[The problem] Set out the records below again exactly; skip the images.

[Data for this exercise]
* * *

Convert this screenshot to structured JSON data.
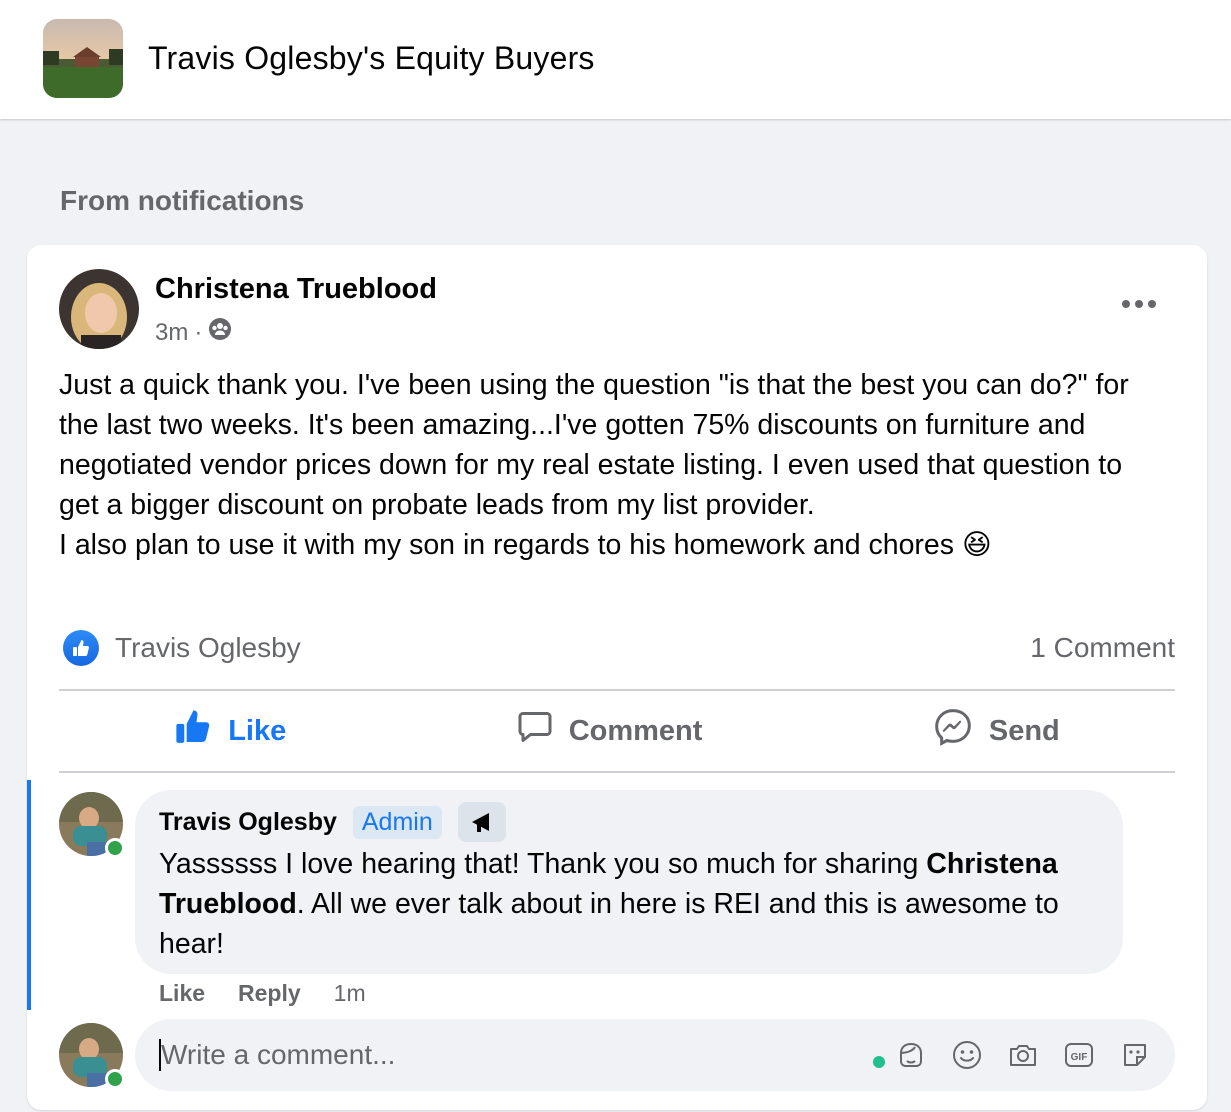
{
  "group": {
    "title": "Travis Oglesby's Equity Buyers",
    "thumbnail_icon": "group-photo-house"
  },
  "section_label": "From notifications",
  "post": {
    "author": "Christena Trueblood",
    "time": "3m",
    "separator": "·",
    "audience_icon": "group-audience-icon",
    "more_icon": "more-options-icon",
    "body_paragraphs": [
      "Just a quick thank you. I've been using the question \"is that the best you can do?\" for the last two weeks. It's been amazing...I've gotten 75% discounts on furniture and negotiated vendor prices down for my real estate listing. I even used that question to get a bigger discount on probate leads from my list provider.",
      "I also plan to use it with my son in regards to his homework and chores 😆"
    ],
    "reactor": "Travis Oglesby",
    "comment_count": "1 Comment",
    "actions": {
      "like": "Like",
      "comment": "Comment",
      "send": "Send"
    }
  },
  "comment": {
    "author": "Travis Oglesby",
    "badge": "Admin",
    "badge_icon": "top-contributor-icon",
    "text_before": "Yassssss I love hearing that! Thank you so much for sharing ",
    "mention": "Christena Trueblood",
    "text_after": ". All we ever talk about in here is REI and this is awesome to hear!",
    "like_label": "Like",
    "reply_label": "Reply",
    "time": "1m"
  },
  "composer": {
    "placeholder": "Write a comment...",
    "icons": [
      "avatar-sticker-icon",
      "emoji-icon",
      "camera-icon",
      "gif-icon",
      "sticker-icon"
    ]
  },
  "colors": {
    "accent": "#1877f2",
    "background": "#f0f2f5",
    "secondary_text": "#65676b",
    "online": "#31a24c"
  }
}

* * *

[Answer]
Convert this screenshot to structured JSON data.
{
  "group": {
    "title": "Travis Oglesby's Equity Buyers",
    "thumbnail_icon": "group-photo-house"
  },
  "section_label": "From notifications",
  "post": {
    "author": "Christena Trueblood",
    "time": "3m",
    "separator": "·",
    "audience_icon": "group-audience-icon",
    "more_icon": "more-options-icon",
    "body_paragraphs": [
      "Just a quick thank you. I've been using the question \"is that the best you can do?\" for the last two weeks. It's been amazing...I've gotten 75% discounts on furniture and negotiated vendor prices down for my real estate listing. I even used that question to get a bigger discount on probate leads from my list provider.",
      "I also plan to use it with my son in regards to his homework and chores 😆"
    ],
    "reactor": "Travis Oglesby",
    "comment_count": "1 Comment",
    "actions": {
      "like": "Like",
      "comment": "Comment",
      "send": "Send"
    }
  },
  "comment": {
    "author": "Travis Oglesby",
    "badge": "Admin",
    "badge_icon": "top-contributor-icon",
    "text_before": "Yassssss I love hearing that! Thank you so much for sharing ",
    "mention": "Christena Trueblood",
    "text_after": ". All we ever talk about in here is REI and this is awesome to hear!",
    "like_label": "Like",
    "reply_label": "Reply",
    "time": "1m"
  },
  "composer": {
    "placeholder": "Write a comment...",
    "icons": [
      "avatar-sticker-icon",
      "emoji-icon",
      "camera-icon",
      "gif-icon",
      "sticker-icon"
    ]
  },
  "colors": {
    "accent": "#1877f2",
    "background": "#f0f2f5",
    "secondary_text": "#65676b",
    "online": "#31a24c"
  }
}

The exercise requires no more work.